_Task description:_
A word-for-word copy of the entries, with images excluded, is the expected answer.

_Web page and app entries:_
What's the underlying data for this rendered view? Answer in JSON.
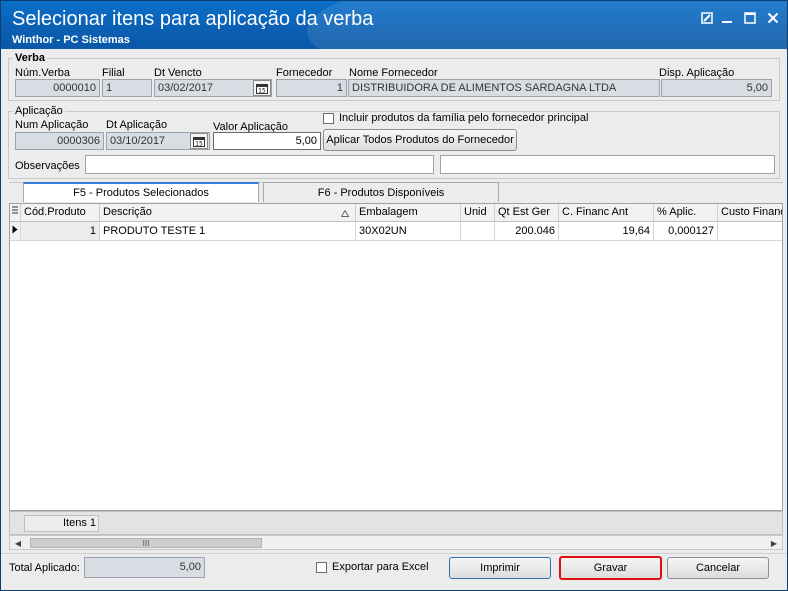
{
  "window": {
    "title": "Selecionar itens para aplicação da verba",
    "subtitle": "Winthor - PC Sistemas"
  },
  "verba": {
    "group_label": "Verba",
    "num_verba_label": "Núm.Verba",
    "num_verba": "0000010",
    "filial_label": "Filial",
    "filial": "1",
    "dt_vencto_label": "Dt Vencto",
    "dt_vencto": "03/02/2017",
    "fornecedor_label": "Fornecedor",
    "fornecedor": "1",
    "nome_fornecedor_label": "Nome Fornecedor",
    "nome_fornecedor": "DISTRIBUIDORA DE ALIMENTOS SARDAGNA LTDA",
    "disp_aplicacao_label": "Disp. Aplicação",
    "disp_aplicacao": "5,00"
  },
  "aplicacao": {
    "group_label": "Aplicação",
    "num_aplicacao_label": "Num Aplicação",
    "num_aplicacao": "0000306",
    "dt_aplicacao_label": "Dt Aplicação",
    "dt_aplicacao": "03/10/2017",
    "valor_aplicacao_label": "Valor Aplicação",
    "valor_aplicacao": "5,00",
    "incluir_label": "Incluir produtos da família pelo fornecedor principal",
    "aplicar_todos_label": "Aplicar Todos Produtos do Fornecedor",
    "observacoes_label": "Observações",
    "observacoes_1": "",
    "observacoes_2": ""
  },
  "tabs": [
    {
      "label": "F5 - Produtos Selecionados",
      "active": true
    },
    {
      "label": "F6 - Produtos Disponíveis",
      "active": false
    }
  ],
  "grid": {
    "columns": [
      "Cód.Produto",
      "Descrição",
      "Embalagem",
      "Unid",
      "Qt Est Ger",
      "C. Financ Ant",
      "% Aplic.",
      "Custo Financ"
    ],
    "rows": [
      [
        "1",
        "PRODUTO TESTE 1",
        "30X02UN",
        "",
        "200.046",
        "19,64",
        "0,000127",
        ""
      ]
    ],
    "footer_items": "Itens 1"
  },
  "bottom": {
    "total_aplicado_label": "Total Aplicado:",
    "total_aplicado": "5,00",
    "exportar_label": "Exportar para Excel",
    "imprimir_label": "Imprimir",
    "gravar_label": "Gravar",
    "cancelar_label": "Cancelar"
  },
  "colors": {
    "titlebar": "#0b62b8",
    "highlight": "#e01010",
    "tab_accent": "#3a7bd5"
  }
}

_Task solution:_
What's the underlying data for this rendered view? Answer in JSON.
{
  "window": {
    "title": "Selecionar itens para aplicação da verba",
    "subtitle": "Winthor - PC Sistemas"
  },
  "verba": {
    "group_label": "Verba",
    "num_verba_label": "Núm.Verba",
    "num_verba": "0000010",
    "filial_label": "Filial",
    "filial": "1",
    "dt_vencto_label": "Dt Vencto",
    "dt_vencto": "03/02/2017",
    "fornecedor_label": "Fornecedor",
    "fornecedor": "1",
    "nome_fornecedor_label": "Nome Fornecedor",
    "nome_fornecedor": "DISTRIBUIDORA DE ALIMENTOS SARDAGNA LTDA",
    "disp_aplicacao_label": "Disp. Aplicação",
    "disp_aplicacao": "5,00"
  },
  "aplicacao": {
    "group_label": "Aplicação",
    "num_aplicacao_label": "Num Aplicação",
    "num_aplicacao": "0000306",
    "dt_aplicacao_label": "Dt Aplicação",
    "dt_aplicacao": "03/10/2017",
    "valor_aplicacao_label": "Valor Aplicação",
    "valor_aplicacao": "5,00",
    "incluir_label": "Incluir produtos da família pelo fornecedor principal",
    "aplicar_todos_label": "Aplicar Todos Produtos do Fornecedor",
    "observacoes_label": "Observações",
    "observacoes_1": "",
    "observacoes_2": ""
  },
  "tabs": [
    {
      "label": "F5 - Produtos Selecionados",
      "active": true
    },
    {
      "label": "F6 - Produtos Disponíveis",
      "active": false
    }
  ],
  "grid": {
    "columns": [
      "Cód.Produto",
      "Descrição",
      "Embalagem",
      "Unid",
      "Qt Est Ger",
      "C. Financ Ant",
      "% Aplic.",
      "Custo Financ"
    ],
    "rows": [
      [
        "1",
        "PRODUTO TESTE 1",
        "30X02UN",
        "",
        "200.046",
        "19,64",
        "0,000127",
        ""
      ]
    ],
    "footer_items": "Itens 1"
  },
  "bottom": {
    "total_aplicado_label": "Total Aplicado:",
    "total_aplicado": "5,00",
    "exportar_label": "Exportar para Excel",
    "imprimir_label": "Imprimir",
    "gravar_label": "Gravar",
    "cancelar_label": "Cancelar"
  },
  "colors": {
    "titlebar": "#0b62b8",
    "highlight": "#e01010",
    "tab_accent": "#3a7bd5"
  }
}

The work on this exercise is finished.